National Geographic : 1916 Feb
his ziziktu, which was a cord attached to an under garment. This, in all prob ability, is to be identified with the sizith mentioned in the Old Testament (Num. 15:38, 39), and even at the present time worn by orthodox He brews. BABYLONIAN "STENOGRA PHERS" In all periods scribes are very numerous. This is inferred from the fact that in some periods almost every document is found to have been written by a different scribe. In the Assyrian period women are known to have be longed to this profession. The scribes wrote the legal documents, as well as the private letters of individuals. They even placed the seal impression upon the legal document, in proximity to which they wrote the name of Photograph from Prof. Albert T. Clay A WRITTEN RECORD AT LEAST 7,000 YEARS OLD This is the Hoffman Tablet, in the General Theological Sem nary, New York City. This is one of the most ancient of all human writings. To assign it the date of 5000 B. C. would be a modest reckoning (see text, page 166). the person to whom it belonged, usually the obligor or the witness. In the time of Hammurabi (about 2000 B. C.) there was at hand an officer called the Burgul, who was prepared to cut temporary seals upon a soft material for those who did not possess them. This is the custom in Oriental lands in the pres ent day. In Constantinople, for instance, the curbs of certain streets are lined with scribes prepared to write for the illiter ate. An occasional man among them is provided with little blank stamps in soft brass, and with an engraving tool is pre pared to cut the signature or initials of the man upon one of them while he waits. The impression of the stamp is affixed to his letter in place of his signature. THE "CONGRESSIONAL LIBRARY" O NINEVEH The cuneiform inscriptions in clay, stone, and metal that now repose in mu seums and in private collections number hundreds of thousands. Several ancient libraries and immense archives have been found. Years ago the literary library of Ashurbanipal (668 626 B. C.) was discovered at Nineveh. It appeared to the excavators that the library had been deposited in the upper chambers of the palace, and that when the building was destroyed they fell through to the lower floors, where they were found in masses. The inscriptions showed that they had been arranged according to their subject in different positions in the library. Each series had a title, being composed gener ally of the first words of the first tablet. Usually at the end of each tablet its num ber in the series was given. In the library were found epics, re ligious, astrological and magical texts, chronicles, paradigms, syllabaries, etc.
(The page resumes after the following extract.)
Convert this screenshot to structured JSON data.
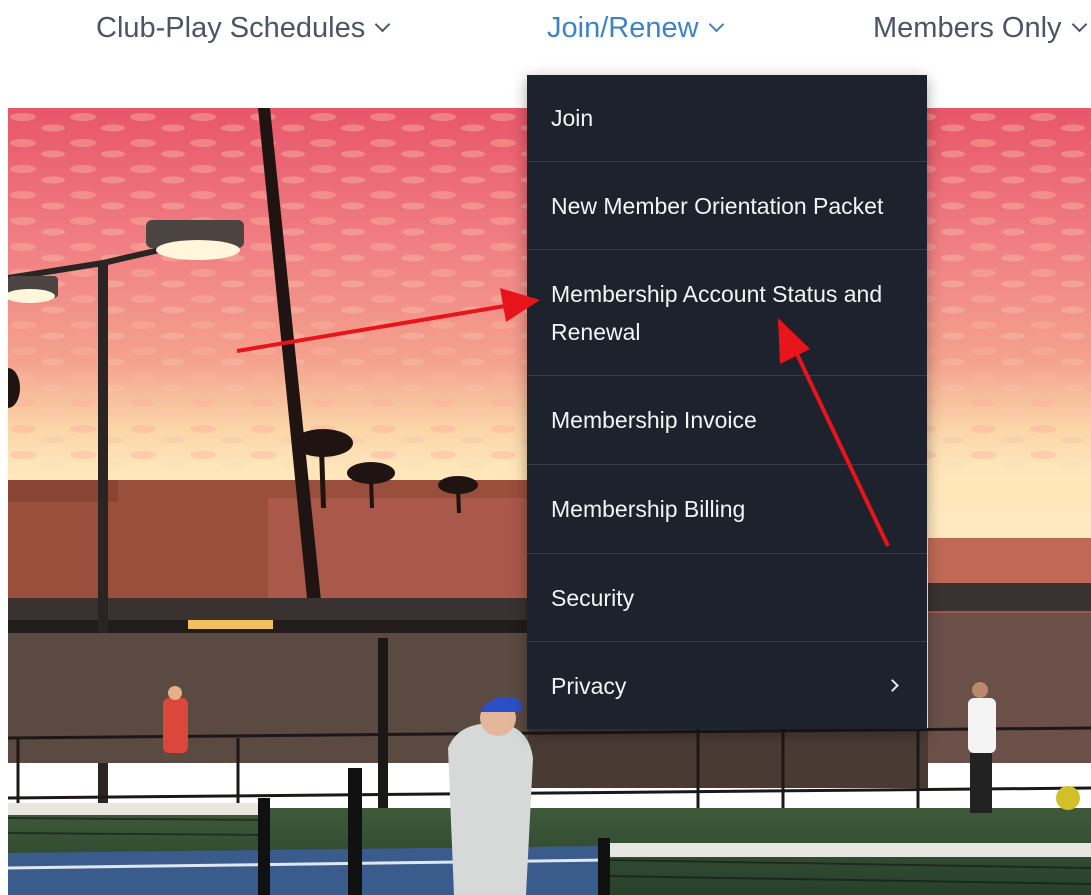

This is the only library that has been found in Babylonia or Assyria which can be regarded as a literary library, where efforts had been made to assemble lit erary and other works produced at times not necessarily connected with the era to which the library belonged.